Marshall B. Kapp, the law school's Garwin Distinguished Professor of Law and Medicine and co-director of the Center for Health Law and Policy, is the project's principal investigator.
The two foundations are finding "it's getting harder and harder for nursing homes to attract physicians to come into their nursing homes and care for their patients," Kapp said. "They are looking for reasons that doctors are reluctant to come into nursing homes to treat patients, and hopefully come up with some solutions for remedying the problem."
Kapp's background is health law and medical ethics, and much of his work focuses on legal and ethical aspects of health care for older people in acute care and long-term environments.
Malpractice litigation risks against physicians and nursing homes have "increased substantially" in the past decade, resulting in higher insurance premiums, if insurance coverage is even available, he said.
"Up until five to 10 years ago, doctors almost never got sued relating to their treatment of nursing home patients. Nursing home residents and their families almost never brought lawsuits," Kapp said. "In the last five to 10 years, that has changed to the point that a substantial number of lawsuits are being filed — not just against nursing homes but, we think, and this is what the study will look at, also against physicians who are caring for nursing home patients."
And even with advances in home- and community-based long-term care environments, there still are 1.5 million people in nursing homes nationwide. That is a "significant population that often gets overlooked in health policy discussions," he said.
"Even though we are doing a much better job of keeping even very disabled people in their homes a lot longer, there is still a significant number of people who are so disabled or who lack family support who need nursing homes," he said. "You cannot forget about the need to assure them access to good quality medical care."

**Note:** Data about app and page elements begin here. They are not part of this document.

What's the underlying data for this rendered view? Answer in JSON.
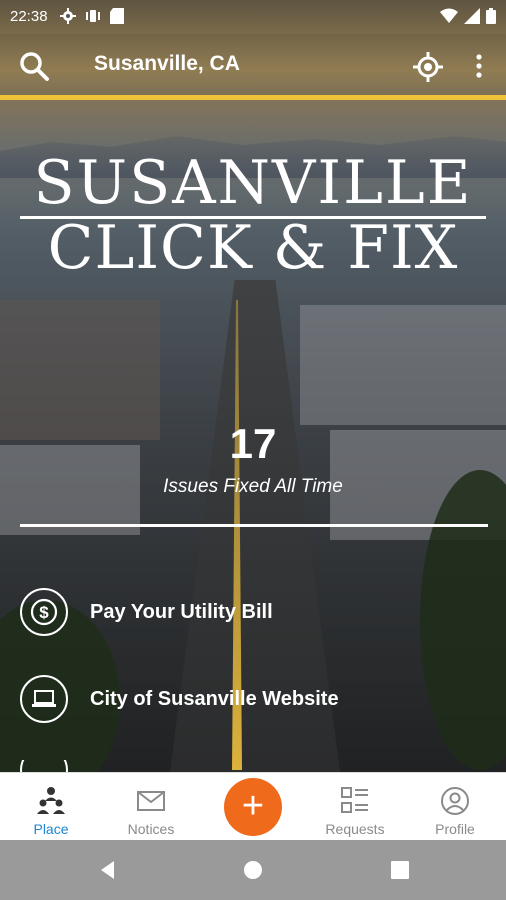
{
  "status_bar": {
    "time": "22:38"
  },
  "header": {
    "location": "Susanville, CA"
  },
  "hero": {
    "title_line1": "SUSANVILLE",
    "title_line2": "CLICK & FIX"
  },
  "stats": {
    "count": "17",
    "caption": "Issues Fixed All Time"
  },
  "links": [
    {
      "label": "Pay Your Utility Bill",
      "icon": "dollar-icon"
    },
    {
      "label": "City of Susanville Website",
      "icon": "laptop-icon"
    }
  ],
  "bottom_nav": {
    "place": "Place",
    "notices": "Notices",
    "add": "+",
    "requests": "Requests",
    "profile": "Profile"
  },
  "colors": {
    "accent": "#1c86d3",
    "fab": "#f06a1c",
    "underline": "#f0c23a"
  }
}
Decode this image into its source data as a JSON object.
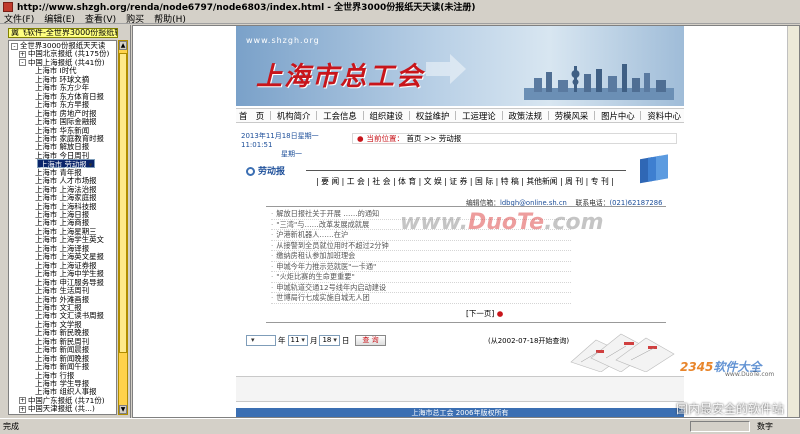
{
  "window": {
    "title": "http://www.shzgh.org/renda/node6797/node6803/index.html - 全世界3000份报纸天天读(未注册)"
  },
  "menu": [
    "文件(F)",
    "编辑(E)",
    "查看(V)",
    "购买",
    "帮助(H)"
  ],
  "left": {
    "header": "翼飞软件-全世界3000份报纸软件",
    "tree": [
      {
        "label": "全世界3000份报纸天天读",
        "level": 0,
        "pm": "-"
      },
      {
        "label": "中国北京报纸 (共175份)",
        "level": 1,
        "pm": "+"
      },
      {
        "label": "中国上海报纸 (共41份)",
        "level": 1,
        "pm": "-"
      },
      {
        "label": "上海市 I时代",
        "level": 2
      },
      {
        "label": "上海市 环球文摘",
        "level": 2
      },
      {
        "label": "上海市 东方少年",
        "level": 2
      },
      {
        "label": "上海市 东方体育日报",
        "level": 2
      },
      {
        "label": "上海市 东方早报",
        "level": 2
      },
      {
        "label": "上海市 房地产时报",
        "level": 2
      },
      {
        "label": "上海市 国际金融报",
        "level": 2
      },
      {
        "label": "上海市 华东新闻",
        "level": 2
      },
      {
        "label": "上海市 家庭教育时报",
        "level": 2
      },
      {
        "label": "上海市 解放日报",
        "level": 2
      },
      {
        "label": "上海市 今日周刊",
        "level": 2
      },
      {
        "label": "上海市 劳动报",
        "level": 2,
        "selected": true
      },
      {
        "label": "上海市 青年报",
        "level": 2
      },
      {
        "label": "上海市 人才市场报",
        "level": 2
      },
      {
        "label": "上海市 上海法治报",
        "level": 2
      },
      {
        "label": "上海市 上海家庭报",
        "level": 2
      },
      {
        "label": "上海市 上海科技报",
        "level": 2
      },
      {
        "label": "上海市 上海日报",
        "level": 2
      },
      {
        "label": "上海市 上海商报",
        "level": 2
      },
      {
        "label": "上海市 上海星期三",
        "level": 2
      },
      {
        "label": "上海市 上海学生英文",
        "level": 2
      },
      {
        "label": "上海市 上海译报",
        "level": 2
      },
      {
        "label": "上海市 上海英文星报",
        "level": 2
      },
      {
        "label": "上海市 上海证券报",
        "level": 2
      },
      {
        "label": "上海市 上海中学生报",
        "level": 2
      },
      {
        "label": "上海市 申江服务导报",
        "level": 2
      },
      {
        "label": "上海市 生活周刊",
        "level": 2
      },
      {
        "label": "上海市 外滩画报",
        "level": 2
      },
      {
        "label": "上海市 文汇报",
        "level": 2
      },
      {
        "label": "上海市 文汇读书周报",
        "level": 2
      },
      {
        "label": "上海市 文学报",
        "level": 2
      },
      {
        "label": "上海市 新民晚报",
        "level": 2
      },
      {
        "label": "上海市 新民周刊",
        "level": 2
      },
      {
        "label": "上海市 新闻晨报",
        "level": 2
      },
      {
        "label": "上海市 新闻晚报",
        "level": 2
      },
      {
        "label": "上海市 新闻午报",
        "level": 2
      },
      {
        "label": "上海市 行报",
        "level": 2
      },
      {
        "label": "上海市 学生导报",
        "level": 2
      },
      {
        "label": "上海市 组织人事报",
        "level": 2
      },
      {
        "label": "中国广东报纸 (共71份)",
        "level": 1,
        "pm": "+"
      },
      {
        "label": "中国天津报纸 (共...)",
        "level": 1,
        "pm": "+"
      }
    ]
  },
  "site": {
    "banner_url": "www.shzgh.org",
    "logo": "上海市总工会",
    "nav": [
      "首　页",
      "机构简介",
      "工会信息",
      "组织建设",
      "权益维护",
      "工运理论",
      "政策法规",
      "劳模风采",
      "图片中心",
      "资料中心"
    ],
    "date_line1": "2013年11月18日星期一 11:01:51",
    "date_line2": "星期一",
    "location_label": "当前位置：",
    "location_path": "首页 >> 劳动报",
    "section_title": "劳动报",
    "categories": "| 要 闻 | 工 会 | 社 会 | 体 育 | 文 娱 | 证 券 | 国 际 | 特 稿 | 其他新闻 | 周 刊 | 专 刊 |",
    "contact_email_label": "编辑信箱：",
    "contact_email": "ldbgh@online.sh.cn",
    "contact_phone_label": "联系电话：",
    "contact_phone": "(021)62187286",
    "news": [
      "解放日报社关于开展 ……的通知",
      "\"三湾\"与……改革发展成就展",
      "沪港新机器人……在沪",
      "从接警到全员就位用时不超过2分钟",
      "缴纳房租认参加加班理会",
      "申城今年力推示范就医\"一卡通\"",
      "\"火炬比赛的生命更重要\"",
      "申城轨道交通12号线年内启动建设",
      "世博局行七成实施自城无人团"
    ],
    "next_page": "[下一页]",
    "search": {
      "year_value": "",
      "year_label": "年",
      "month_value": "11",
      "month_label": "月",
      "day_value": "18",
      "day_label": "日",
      "button": "查 询",
      "hint": "(从2002-07-18开始查询)"
    },
    "copyright": "上海市总工会 2006年版权所有"
  },
  "watermarks": {
    "w1_a": "www.",
    "w1_b": "DuoTe",
    "w1_c": ".com",
    "w2_num": "2345",
    "w2_text": "软件大全",
    "w3": "www.DuoTe.com",
    "w4": "国内最安全的软件站"
  },
  "status": {
    "text": "完成",
    "zone": "数字"
  }
}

The extent of the problem varies geographically, "but on the whole, it is a large problem," Kapp said. It is extensive in some states, including Florida, Texas and California. Anecdotally, the same problem exists in Illinois.
"If you talk with nursing home administrators, particularly the smaller nursing homes, they almost all complain about the problems of getting physicians to come in and follow their patients," he said.
The study will separate genuine issues from perceptions that are exaggerations and unrealistic fears, Kapp said.
The study will include relevant legal, medical, ethical, health policy and health services literature, along with legal cases, statutes and regulations. It also will include interviews with officials from relevant professional and trade organizations, such as American Medical Directors Association, American Geriatrics Society, American Medical Association, American Health Care Association, American Health Lawyers Association, and the American Association of Homes and Services for the Aging.
Kapp said there also will be structured telephone interviews with physicians involved in caring for nursing home residents, attorneys who represent and advise nursing homes, their residents/or families, and nursing home physicians. There are plans for a one-day invitational working meeting of 10 to 12 representatives of nursing home administrators, medical directors and others.
The study will also examine if it makes a difference whether a nursing home is a for-profit or not-for-profit facility, Kapp said. Between 75 and 80 percent of nursing homes are for-profit facilities.
Kapp expects to complete the study — funded with $40,000 in grants — next spring. The findings could result in recommendations for more professional education in law schools and medical schools, better risk management by nursing homes, and legislation, if needed.
"It's a valuable opportunity to look at an important and real issue that affects the quality of care and access to care for nursing home residents," he said.